The years from Matthew being a toddler until later in his Primary years are a blur because I stopped having an individual identity, no chance to meet friends and have adult conversation, I was just the ‘mother of the crazy child’.
Sixteen years later, the world is very different.
Matthew had great support at nursery school (looking back we might have been some of the first parents to extract pre-school support from Leeds City Council – not sure what trick we pulled there). Primary school had a speech and language unit and dinner ladies prepared to chase Matthew down the field when he made a bid for freedom. And his high school, Roundhay School, is rightly praised because their ability to support children with special needs in a mainstream school is just about the best set-up you’ll find for miles around.
We found Shannon, the outreach worker, who always has time for one more child. And at the Bowling Club Shannon started we found other parents facing the same challenges. We found the gymnastics club in Swinnow with coaches happy and willing to give up time and effort to teach our children co-ordination skills and following instruction. We found Verve, the club at Opera North, to bring out creativity and confidence. There are lots of other services in Leeds that I know a bit about and probably many others about which I know nothing.
And different autistic children and in time autistic adults need different things.
For Matthew gymnastics has been a revelation. He is an accomplished gymnast and has found that he has some skill in coaching younger children with empathy and a genuine desire to see them both enjoy it and improve.
He still loves trains and I accept (very ungraciously) the times when he asks if I can accompany him as we sit on some railway station and film trains bearing the brand of the latest franchisee, so that he can generate high numbers of hits for his YouTube channel.
My Bettakultcha story asked whether Autism was merely the same world viewed through a different operating system. I think that’s true and I get tired of it being described as a disability – about what autists can’t do – without seeing the other side of that coin.

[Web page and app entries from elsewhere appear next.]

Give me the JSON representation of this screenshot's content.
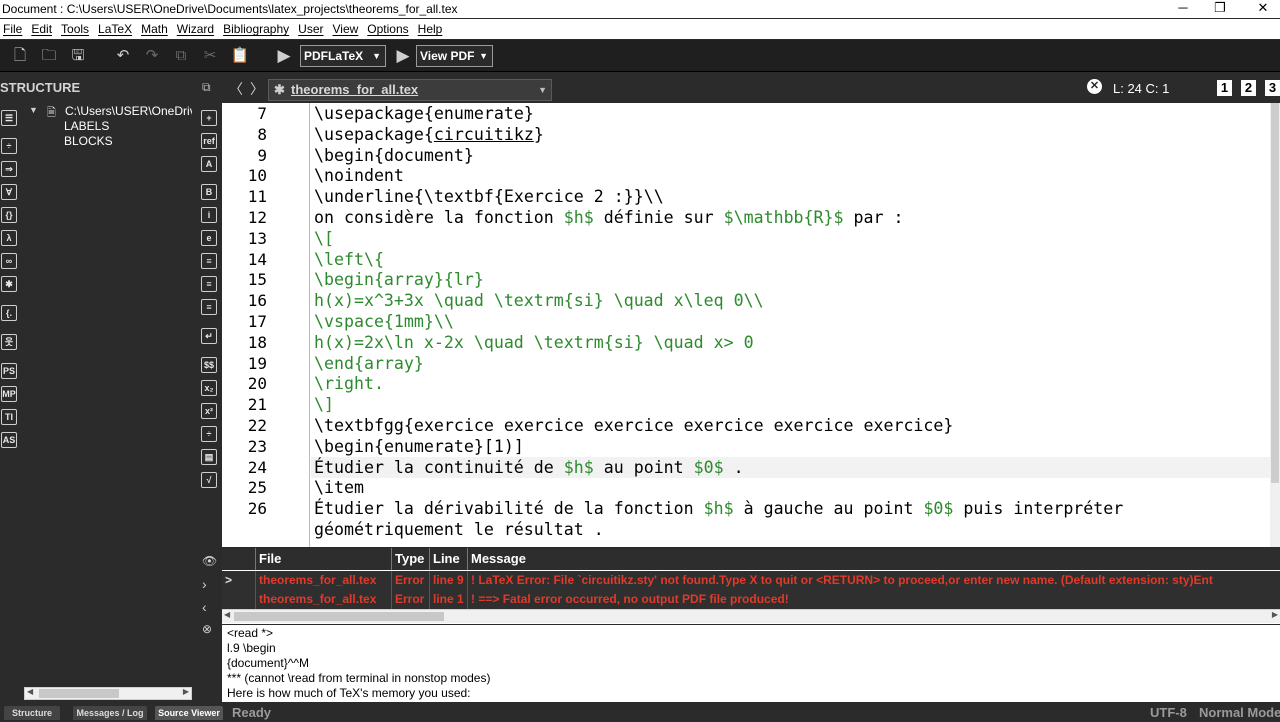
{
  "window": {
    "title": "Document : C:\\Users\\USER\\OneDrive\\Documents\\latex_projects\\theorems_for_all.tex",
    "minimize": "─",
    "restore": "❐",
    "close": "✕"
  },
  "menu": [
    "File",
    "Edit",
    "Tools",
    "LaTeX",
    "Math",
    "Wizard",
    "Bibliography",
    "User",
    "View",
    "Options",
    "Help"
  ],
  "toolbar": {
    "compiler": "PDFLaTeX",
    "viewer": "View PDF"
  },
  "structure": {
    "header": "STRUCTURE",
    "root": "C:\\Users\\USER\\OneDrive",
    "children": [
      "LABELS",
      "BLOCKS"
    ]
  },
  "editor": {
    "tab_label": "theorems_for_all.tex",
    "cursor_status": "L: 24 C: 1",
    "view_buttons": [
      "1",
      "2",
      "3"
    ],
    "line_numbers": [
      "7",
      "8",
      "9",
      "10",
      "11",
      "12",
      "13",
      "14",
      "15",
      "16",
      "17",
      "18",
      "19",
      "20",
      "21",
      "22",
      "23",
      "24",
      "25",
      "26"
    ],
    "lines": [
      {
        "n": "7",
        "parts": [
          [
            "kw",
            "\\usepackage"
          ],
          [
            "br",
            "{"
          ],
          [
            "arg",
            "enumerate"
          ],
          [
            "br",
            "}"
          ]
        ]
      },
      {
        "n": "8",
        "parts": [
          [
            "kw",
            "\\usepackage"
          ],
          [
            "br",
            "{"
          ],
          [
            "ul",
            "circuitikz"
          ],
          [
            "br",
            "}"
          ]
        ]
      },
      {
        "n": "9",
        "parts": [
          [
            "kw",
            "\\begin"
          ],
          [
            "br",
            "{"
          ],
          [
            "arg",
            "document"
          ],
          [
            "br",
            "}"
          ]
        ]
      },
      {
        "n": "10",
        "parts": [
          [
            "kw",
            "\\noindent"
          ]
        ]
      },
      {
        "n": "11",
        "parts": [
          [
            "kw",
            "\\underline"
          ],
          [
            "br",
            "{"
          ],
          [
            "kw",
            "\\textbf"
          ],
          [
            "br",
            "{"
          ],
          [
            "arg",
            "Exercice 2 :"
          ],
          [
            "br",
            "}}"
          ],
          [
            "kw",
            "\\\\"
          ]
        ]
      },
      {
        "n": "12",
        "parts": [
          [
            "txt",
            "on considère la fonction "
          ],
          [
            "math",
            "$h$"
          ],
          [
            "txt",
            " définie sur "
          ],
          [
            "math",
            "$\\mathbb{R}$"
          ],
          [
            "txt",
            " par :"
          ]
        ]
      },
      {
        "n": "13",
        "parts": [
          [
            "math",
            "\\["
          ]
        ]
      },
      {
        "n": "14",
        "parts": [
          [
            "math",
            "\\left\\{"
          ]
        ]
      },
      {
        "n": "15",
        "parts": [
          [
            "math",
            "\\begin{array}{lr}"
          ]
        ]
      },
      {
        "n": "16",
        "parts": [
          [
            "math",
            "h(x)=x^3+3x \\quad \\textrm{si} \\quad x\\leq 0\\\\"
          ]
        ]
      },
      {
        "n": "17",
        "parts": [
          [
            "math",
            "\\vspace{1mm}\\\\"
          ]
        ]
      },
      {
        "n": "18",
        "parts": [
          [
            "math",
            "h(x)=2x\\ln x-2x \\quad \\textrm{si} \\quad x> 0"
          ]
        ]
      },
      {
        "n": "19",
        "parts": [
          [
            "math",
            "\\end{array}"
          ]
        ]
      },
      {
        "n": "20",
        "parts": [
          [
            "math",
            "\\right."
          ]
        ]
      },
      {
        "n": "21",
        "parts": [
          [
            "math",
            "\\]"
          ]
        ]
      },
      {
        "n": "22",
        "parts": [
          [
            "kw",
            "\\textbfgg"
          ],
          [
            "br",
            "{"
          ],
          [
            "arg",
            "exercice exercice exercice exercice exercice exercice"
          ],
          [
            "br",
            "}"
          ]
        ]
      },
      {
        "n": "23",
        "parts": [
          [
            "kw",
            "\\begin"
          ],
          [
            "br",
            "{"
          ],
          [
            "arg",
            "enumerate"
          ],
          [
            "br",
            "}"
          ],
          [
            "txt",
            "[1)]"
          ]
        ]
      },
      {
        "n": "24",
        "parts": [
          [
            "txt",
            "Étudier la continuité de "
          ],
          [
            "math",
            "$h$"
          ],
          [
            "txt",
            " au point "
          ],
          [
            "math",
            "$0$"
          ],
          [
            "txt",
            " ."
          ]
        ]
      },
      {
        "n": "25",
        "parts": [
          [
            "kw",
            "\\item"
          ]
        ]
      },
      {
        "n": "26",
        "parts": [
          [
            "txt",
            "Étudier la dérivabilité de la fonction "
          ],
          [
            "math",
            "$h$"
          ],
          [
            "txt",
            " à gauche au point "
          ],
          [
            "math",
            "$0$"
          ],
          [
            "txt",
            " puis interpréter"
          ]
        ]
      },
      {
        "n": "",
        "parts": [
          [
            "txt",
            "géométriquement le résultat ."
          ]
        ]
      }
    ]
  },
  "messages": {
    "headers": [
      "File",
      "Type",
      "Line",
      "Message"
    ],
    "rows": [
      {
        "marker": ">",
        "file": "theorems_for_all.tex",
        "type": "Error",
        "line": "line 9",
        "message": "! LaTeX Error: File `circuitikz.sty' not found.Type X to quit or <RETURN> to proceed,or enter new name. (Default extension: sty)Ent"
      },
      {
        "marker": "",
        "file": "theorems_for_all.tex",
        "type": "Error",
        "line": "line 1",
        "message": "! ==> Fatal error occurred, no output PDF file produced!"
      }
    ]
  },
  "log": [
    "<read *>",
    "l.9 \\begin",
    "{document}^^M",
    "*** (cannot \\read from terminal in nonstop modes)",
    "Here is how much of TeX's memory you used:"
  ],
  "bottom_tabs": [
    "Structure",
    "Messages / Log",
    "Source Viewer"
  ],
  "statusbar": {
    "state": "Ready",
    "encoding": "UTF-8",
    "mode": "Normal Mode"
  }
}
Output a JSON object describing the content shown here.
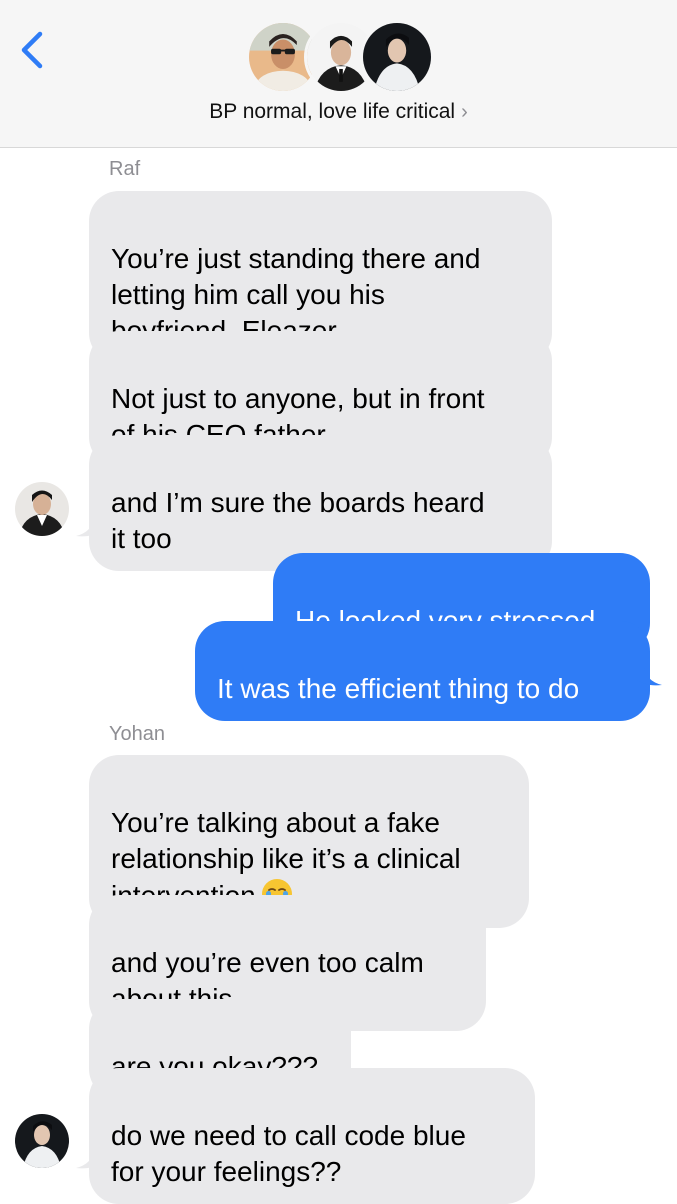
{
  "header": {
    "back_icon": "chevron-left-icon",
    "title": "BP normal, love life critical",
    "title_chevron": "›",
    "accent_color": "#2f7cf6"
  },
  "thread": {
    "raf": {
      "sender_name": "Raf",
      "messages": [
        "You’re just standing there and\nletting him call you his\nboyfriend, Eleazer.",
        "Not just to anyone, but in front\nof his CEO father",
        "and I’m sure the boards heard\nit too"
      ]
    },
    "me": {
      "messages": [
        "He looked very stressed",
        "It was the efficient thing to do"
      ]
    },
    "yohan": {
      "sender_name": "Yohan",
      "messages": [
        "You’re talking about a fake\nrelationship like it’s a clinical\nintervention",
        "and you’re even too calm\nabout this",
        "are you okay???",
        "do we need to call code blue\nfor your feelings??"
      ],
      "emoji": "loudly-crying-face-icon"
    }
  },
  "colors": {
    "incoming_bubble": "#e9e9eb",
    "outgoing_bubble": "#2f7cf6",
    "header_bg": "#f6f6f6",
    "meta_text": "#8e8e93"
  }
}
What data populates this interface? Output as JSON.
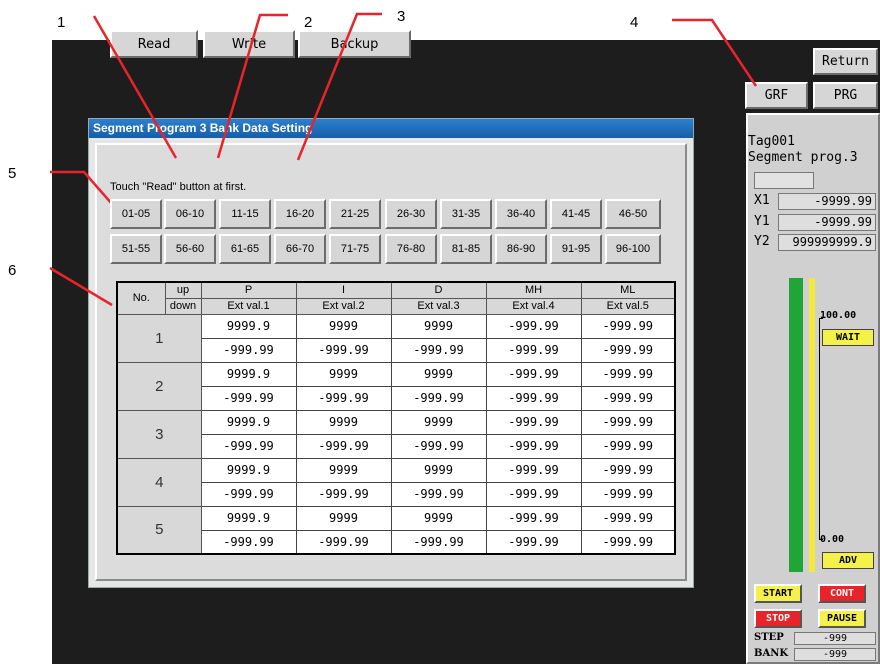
{
  "callouts": [
    "1",
    "2",
    "3",
    "4",
    "5",
    "6"
  ],
  "nav": {
    "return_label": "Return",
    "grf_label": "GRF",
    "prg_label": "PRG"
  },
  "window": {
    "title": "Segment Program 3 Bank Data Setting",
    "buttons": {
      "read": "Read",
      "write": "Write",
      "backup": "Backup"
    },
    "hint": "Touch \"Read\" button at first.",
    "ranges": [
      "01-05",
      "06-10",
      "11-15",
      "16-20",
      "21-25",
      "26-30",
      "31-35",
      "36-40",
      "41-45",
      "46-50",
      "51-55",
      "56-60",
      "61-65",
      "66-70",
      "71-75",
      "76-80",
      "81-85",
      "86-90",
      "91-95",
      "96-100"
    ]
  },
  "table": {
    "no_header": "No.",
    "up_label": "up",
    "down_label": "down",
    "columns": [
      {
        "name": "P",
        "sub": "Ext val.1"
      },
      {
        "name": "I",
        "sub": "Ext val.2"
      },
      {
        "name": "D",
        "sub": "Ext val.3"
      },
      {
        "name": "MH",
        "sub": "Ext val.4"
      },
      {
        "name": "ML",
        "sub": "Ext val.5"
      }
    ],
    "rows": [
      {
        "no": "1",
        "up": [
          "9999.9",
          "9999",
          "9999",
          "-999.99",
          "-999.99"
        ],
        "down": [
          "-999.99",
          "-999.99",
          "-999.99",
          "-999.99",
          "-999.99"
        ]
      },
      {
        "no": "2",
        "up": [
          "9999.9",
          "9999",
          "9999",
          "-999.99",
          "-999.99"
        ],
        "down": [
          "-999.99",
          "-999.99",
          "-999.99",
          "-999.99",
          "-999.99"
        ]
      },
      {
        "no": "3",
        "up": [
          "9999.9",
          "9999",
          "9999",
          "-999.99",
          "-999.99"
        ],
        "down": [
          "-999.99",
          "-999.99",
          "-999.99",
          "-999.99",
          "-999.99"
        ]
      },
      {
        "no": "4",
        "up": [
          "9999.9",
          "9999",
          "9999",
          "-999.99",
          "-999.99"
        ],
        "down": [
          "-999.99",
          "-999.99",
          "-999.99",
          "-999.99",
          "-999.99"
        ]
      },
      {
        "no": "5",
        "up": [
          "9999.9",
          "9999",
          "9999",
          "-999.99",
          "-999.99"
        ],
        "down": [
          "-999.99",
          "-999.99",
          "-999.99",
          "-999.99",
          "-999.99"
        ]
      }
    ]
  },
  "side": {
    "tag": "Tag001",
    "prog": "Segment prog.3",
    "x1_label": "X1",
    "x1_value": "-9999.99",
    "y1_label": "Y1",
    "y1_value": "-9999.99",
    "y2_label": "Y2",
    "y2_value": "999999999.9",
    "scale_max": "100.00",
    "scale_min": "0.00",
    "wait_label": "WAIT",
    "adv_label": "ADV",
    "start_label": "START",
    "cont_label": "CONT",
    "stop_label": "STOP",
    "pause_label": "PAUSE",
    "step_label": "STEP",
    "step_value": "-999",
    "bank_label": "BANK",
    "bank_value": "-999"
  },
  "colors": {
    "callout_line": "#e8242a",
    "title_bar": "#1a68b8",
    "bar_green": "#1fa637",
    "bar_yellow": "#f3e93a",
    "start_btn": "#f5f04a",
    "stop_btn": "#e8232a"
  }
}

Autism affects around 1% of the population and I read the other day that full time employment amongst adult autists in the UK is 15%. I can’t help thinking that the world is missing out on a whole load of skills and sensitivity, because the 99% are programmed to see the world through different eyes.